Problem requirements:
All of the data below is to be returned unaltered.

Start of Excerpted records

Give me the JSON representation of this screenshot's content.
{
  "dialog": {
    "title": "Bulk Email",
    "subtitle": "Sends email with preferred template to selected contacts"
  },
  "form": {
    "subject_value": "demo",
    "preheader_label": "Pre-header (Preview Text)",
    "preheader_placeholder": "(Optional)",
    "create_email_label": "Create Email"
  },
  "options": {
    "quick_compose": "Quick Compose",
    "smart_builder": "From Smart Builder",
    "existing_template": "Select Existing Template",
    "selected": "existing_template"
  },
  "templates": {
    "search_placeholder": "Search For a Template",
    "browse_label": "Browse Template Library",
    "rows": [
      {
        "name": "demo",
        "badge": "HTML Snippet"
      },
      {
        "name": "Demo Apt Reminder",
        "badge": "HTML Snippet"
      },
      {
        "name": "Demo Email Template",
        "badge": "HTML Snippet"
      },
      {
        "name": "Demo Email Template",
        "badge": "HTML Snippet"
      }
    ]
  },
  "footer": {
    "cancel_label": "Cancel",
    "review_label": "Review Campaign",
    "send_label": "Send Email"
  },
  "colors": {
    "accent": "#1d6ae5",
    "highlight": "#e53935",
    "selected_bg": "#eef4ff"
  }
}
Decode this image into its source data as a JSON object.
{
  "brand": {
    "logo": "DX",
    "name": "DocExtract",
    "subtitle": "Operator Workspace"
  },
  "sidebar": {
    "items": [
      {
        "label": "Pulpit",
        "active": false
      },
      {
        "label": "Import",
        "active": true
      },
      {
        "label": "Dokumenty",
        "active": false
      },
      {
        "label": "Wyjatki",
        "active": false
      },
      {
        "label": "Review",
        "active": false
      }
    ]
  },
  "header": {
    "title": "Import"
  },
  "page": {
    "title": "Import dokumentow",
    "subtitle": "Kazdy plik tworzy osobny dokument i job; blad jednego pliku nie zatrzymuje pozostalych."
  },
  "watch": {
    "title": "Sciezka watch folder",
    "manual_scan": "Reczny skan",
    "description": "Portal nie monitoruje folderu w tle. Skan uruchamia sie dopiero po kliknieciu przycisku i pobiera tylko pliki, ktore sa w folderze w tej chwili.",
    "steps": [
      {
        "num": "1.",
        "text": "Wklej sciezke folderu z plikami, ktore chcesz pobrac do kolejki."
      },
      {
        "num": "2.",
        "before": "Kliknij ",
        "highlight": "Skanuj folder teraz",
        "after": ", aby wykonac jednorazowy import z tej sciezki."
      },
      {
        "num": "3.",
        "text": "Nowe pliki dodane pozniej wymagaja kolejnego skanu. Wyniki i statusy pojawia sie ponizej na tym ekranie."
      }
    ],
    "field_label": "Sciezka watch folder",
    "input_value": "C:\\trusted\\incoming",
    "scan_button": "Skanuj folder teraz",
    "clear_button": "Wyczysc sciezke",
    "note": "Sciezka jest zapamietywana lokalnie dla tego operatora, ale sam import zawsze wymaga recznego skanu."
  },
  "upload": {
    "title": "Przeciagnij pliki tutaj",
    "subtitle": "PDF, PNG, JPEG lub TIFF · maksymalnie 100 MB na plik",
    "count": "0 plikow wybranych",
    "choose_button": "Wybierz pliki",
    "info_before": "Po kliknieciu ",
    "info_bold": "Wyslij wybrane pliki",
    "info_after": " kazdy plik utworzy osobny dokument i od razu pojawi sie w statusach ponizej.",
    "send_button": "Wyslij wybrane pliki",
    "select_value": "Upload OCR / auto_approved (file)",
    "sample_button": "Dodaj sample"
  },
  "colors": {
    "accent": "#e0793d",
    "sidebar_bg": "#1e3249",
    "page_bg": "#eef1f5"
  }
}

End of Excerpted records

Response to this exercise:
Give me the JSON representation of this screenshot's content.
{
  "dialog": {
    "title": "Bulk Email",
    "subtitle": "Sends email with preferred template to selected contacts"
  },
  "form": {
    "subject_value": "demo",
    "preheader_label": "Pre-header (Preview Text)",
    "preheader_placeholder": "(Optional)",
    "create_email_label": "Create Email"
  },
  "options": {
    "quick_compose": "Quick Compose",
    "smart_builder": "From Smart Builder",
    "existing_template": "Select Existing Template",
    "selected": "existing_template"
  },
  "templates": {
    "search_placeholder": "Search For a Template",
    "browse_label": "Browse Template Library",
    "rows": [
      {
        "name": "demo",
        "badge": "HTML Snippet"
      },
      {
        "name": "Demo Apt Reminder",
        "badge": "HTML Snippet"
      },
      {
        "name": "Demo Email Template",
        "badge": "HTML Snippet"
      },
      {
        "name": "Demo Email Template",
        "badge": "HTML Snippet"
      }
    ]
  },
  "footer": {
    "cancel_label": "Cancel",
    "review_label": "Review Campaign",
    "send_label": "Send Email"
  },
  "colors": {
    "accent": "#1d6ae5",
    "highlight": "#e53935",
    "selected_bg": "#eef4ff"
  }
}
Decode this image into its source data as a JSON object.
{
  "brand": {
    "logo": "DX",
    "name": "DocExtract",
    "subtitle": "Operator Workspace"
  },
  "sidebar": {
    "items": [
      {
        "label": "Pulpit",
        "active": false
      },
      {
        "label": "Import",
        "active": true
      },
      {
        "label": "Dokumenty",
        "active": false
      },
      {
        "label": "Wyjatki",
        "active": false
      },
      {
        "label": "Review",
        "active": false
      }
    ]
  },
  "header": {
    "title": "Import"
  },
  "page": {
    "title": "Import dokumentow",
    "subtitle": "Kazdy plik tworzy osobny dokument i job; blad jednego pliku nie zatrzymuje pozostalych."
  },
  "watch": {
    "title": "Sciezka watch folder",
    "manual_scan": "Reczny skan",
    "description": "Portal nie monitoruje folderu w tle. Skan uruchamia sie dopiero po kliknieciu przycisku i pobiera tylko pliki, ktore sa w folderze w tej chwili.",
    "steps": [
      {
        "num": "1.",
        "text": "Wklej sciezke folderu z plikami, ktore chcesz pobrac do kolejki."
      },
      {
        "num": "2.",
        "before": "Kliknij ",
        "highlight": "Skanuj folder teraz",
        "after": ", aby wykonac jednorazowy import z tej sciezki."
      },
      {
        "num": "3.",
        "text": "Nowe pliki dodane pozniej wymagaja kolejnego skanu. Wyniki i statusy pojawia sie ponizej na tym ekranie."
      }
    ],
    "field_label": "Sciezka watch folder",
    "input_value": "C:\\trusted\\incoming",
    "scan_button": "Skanuj folder teraz",
    "clear_button": "Wyczysc sciezke",
    "note": "Sciezka jest zapamietywana lokalnie dla tego operatora, ale sam import zawsze wymaga recznego skanu."
  },
  "upload": {
    "title": "Przeciagnij pliki tutaj",
    "subtitle": "PDF, PNG, JPEG lub TIFF · maksymalnie 100 MB na plik",
    "count": "0 plikow wybranych",
    "choose_button": "Wybierz pliki",
    "info_before": "Po kliknieciu ",
    "info_bold": "Wyslij wybrane pliki",
    "info_after": " kazdy plik utworzy osobny dokument i od razu pojawi sie w statusach ponizej.",
    "send_button": "Wyslij wybrane pliki",
    "select_value": "Upload OCR / auto_approved (file)",
    "sample_button": "Dodaj sample"
  },
  "colors": {
    "accent": "#e0793d",
    "sidebar_bg": "#1e3249",
    "page_bg": "#eef1f5"
  }
}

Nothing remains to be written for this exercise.